References and information sources

  • Sonnenberg, G.J. (1970). Radar and Electronic Navigation, 4th Edition. Newnes-Butterworths. ISBN 0408000031.
  • Banks, K. M. (1989). Integrated automatic vehicle location and position reporting system.
    Available from: https://ieeexplore.ieee.org/document/19317
  • Banks, K. M. (1989). DATATRAK Automatic Vehicle Location and Position Reporting System. In: Conference Record of papers presented at the First Vehicle Navigation and Information Systems Conference (VNIS ’89), 0. IEEE.
    Available from: http://dx.doi.org/10.1109/VNIS.1989.98765.
    • Includes a lot of information about the 16-slot and 24-slot navigation slot structure, and the UHF back-channel.
    • Also includes information on what can be assumed to be the Mk1 Locator (68008 processor, -110dBm RF sensitivity)
  • Banks, K. M. (1991). Datatrak automatic vehicle location system in operational use in the UK. In: Vehicle Navigation and Information Systems Conference, 1991, IEEE.
    Available from: https://doi.org/10.1109/VNIS.1991.205823.
    • Expands on Banks' earlier (1989) paper, giving more information on system accuracy and the setup of the navigation transmitters.
    • Contains some information on the versions of Datatrak Locator hardware available at the time, apparently Mk.I and Mk.II.
    • Installation cost is quoted as being under £1,000 in 1991, equivalent to roughly £2,195 in 2020.
  • Hofmann-Wellenhof, B., Wieser, M. and Legat, K. (2003). Navigation: Principles of Positioning and Guidance. Wien: Springer, pp.156-158.
    • Good summary of Datatrak. Explains the network structure, the 150km blanking distance, and the three-step (super-coarse, coarse, fine) navigation process.
  • Scorer, T., & Last, D. (1995). The Current Status of the Securicor Datatrak System. Journal of Navigation, 48(2), 204-214. doi:10.1017/S0373463300012662
  • Scorer, A. G. (1991). The Development of Datatrak. Journal of Navigation, 44(01), 37–47.
    Available from: https://dx.doi.org/10.1017/s0373463300009711
  • Dawes, S. R. (2001). Datatrak Network Radio Access Interface Specification. Datatrak Technical Specification No. T0062.
    Available from: https://www.fb.gv.at/dam/jcr:35df3d75-492b-4b9b-a355-5bc7cc5815b0/Datatrak%20T0062_3.pdf, linked from this page.
  • Antenna
  • Locator and algorithms
    • Crompton, E.W.: Mobile transmitter/receiver. European patent EP0292182B1.
      Online: https://patents.google.com/patent/EP0292182B1/
    • De la Salle, Paul G. and Cousins, Nigel J.: Method and apparatus for determining the position of an object within lanes determined utilizing two independent techniques. US patent US5402348A.
      Online: https://patents.google.com/patent/US5402348A/
      • Covers the coarse/fine acquisition process and lane estimation.
      • Includes information on the three-LOP position error calculation.
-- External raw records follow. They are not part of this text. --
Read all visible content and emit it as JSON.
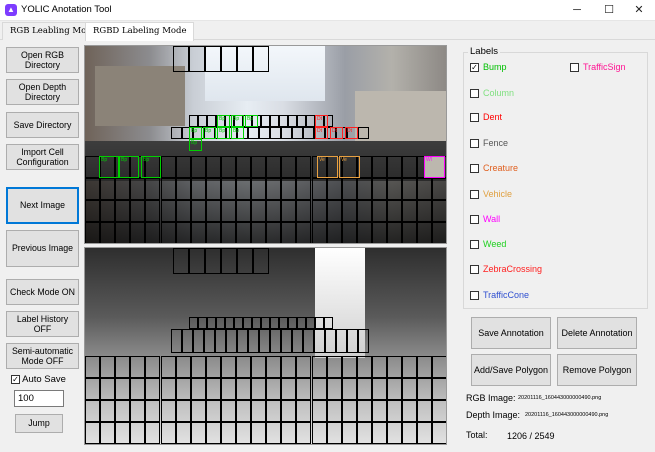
{
  "window": {
    "title": "YOLIC Anotation Tool",
    "app_icon": "app-logo-icon"
  },
  "window_controls": {
    "minimize": "─",
    "maximize": "☐",
    "close": "✕"
  },
  "tabs": [
    {
      "label": "RGB Leabling Mode"
    },
    {
      "label": "RGBD Labeling Mode"
    }
  ],
  "left_panel": {
    "open_rgb": "Open RGB Directory",
    "open_depth": "Open Depth Directory",
    "save_dir": "Save Directory",
    "import_cell": "Import Cell Configuration",
    "next_image": "Next Image",
    "previous_image": "Previous Image",
    "check_mode": "Check Mode ON",
    "label_history": "Label History OFF",
    "semi_auto": "Semi-automatic Mode OFF",
    "auto_save": "Auto Save",
    "auto_save_checked": true,
    "jump_value": "100",
    "jump": "Jump"
  },
  "labels_panel": {
    "title": "Labels",
    "items": [
      {
        "name": "Bump",
        "color": "#00c000",
        "checked": true
      },
      {
        "name": "TrafficSign",
        "color": "#ff1493",
        "checked": false
      },
      {
        "name": "Column",
        "color": "#80e080",
        "checked": false
      },
      {
        "name": "Dent",
        "color": "#ff0000",
        "checked": false
      },
      {
        "name": "Fence",
        "color": "#555555",
        "checked": false
      },
      {
        "name": "Creature",
        "color": "#e06020",
        "checked": false
      },
      {
        "name": "Vehicle",
        "color": "#e0a040",
        "checked": false
      },
      {
        "name": "Wall",
        "color": "#ff00ff",
        "checked": false
      },
      {
        "name": "Weed",
        "color": "#20d020",
        "checked": false
      },
      {
        "name": "ZebraCrossing",
        "color": "#ff2020",
        "checked": false
      },
      {
        "name": "TrafficCone",
        "color": "#3050d0",
        "checked": false
      }
    ]
  },
  "right_panel": {
    "save_annotation": "Save Annotation",
    "delete_annotation": "Delete Annotation",
    "add_save_polygon": "Add/Save Polygon",
    "remove_polygon": "Remove Polygon",
    "rgb_image_label": "RGB Image:",
    "rgb_image_file": "20201116_160443000000490.png",
    "depth_image_label": "Depth Image:",
    "depth_image_file": "20201116_160443000000490.png",
    "total_label": "Total:",
    "total_value": "1206 / 2549"
  },
  "cell_tags": {
    "bump": "Bp",
    "dent": "Dt",
    "vehicle": "Ve",
    "wall": "Wl"
  }
}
“Vectorsum”, Digital Spy forums, 14th April 2016. https://forums.digitalspy.com/discussion/comment/82125073#Comment_82125073

A Datatrak mast, eh? I didn't know any of those were still standing…. OT for the 'AM Deathwatch', but I worked for Securicor in the early nineties, with the PMR tentacle down in Radstock, in what was then Avon.

The techs downstairs who had been trained to service the Datatrak VHF/UHF uplink units would talk now and again about how the 'RF module' was a bare push-pull power FET stage connected pretty much directly to the antenna. The uplink was a time division system over all units using that frequency everywhere in the UK and Ireland, and had such a miniscule duty cycle that neither any ATU nor any heatsinking was required for the RF stage.

I would love to have actually seen one, but none came into the workshop in the year I was around as they were, quite literally, bomb-proof.
  • Last modified: 2022/05/17 00:44
  • by philpem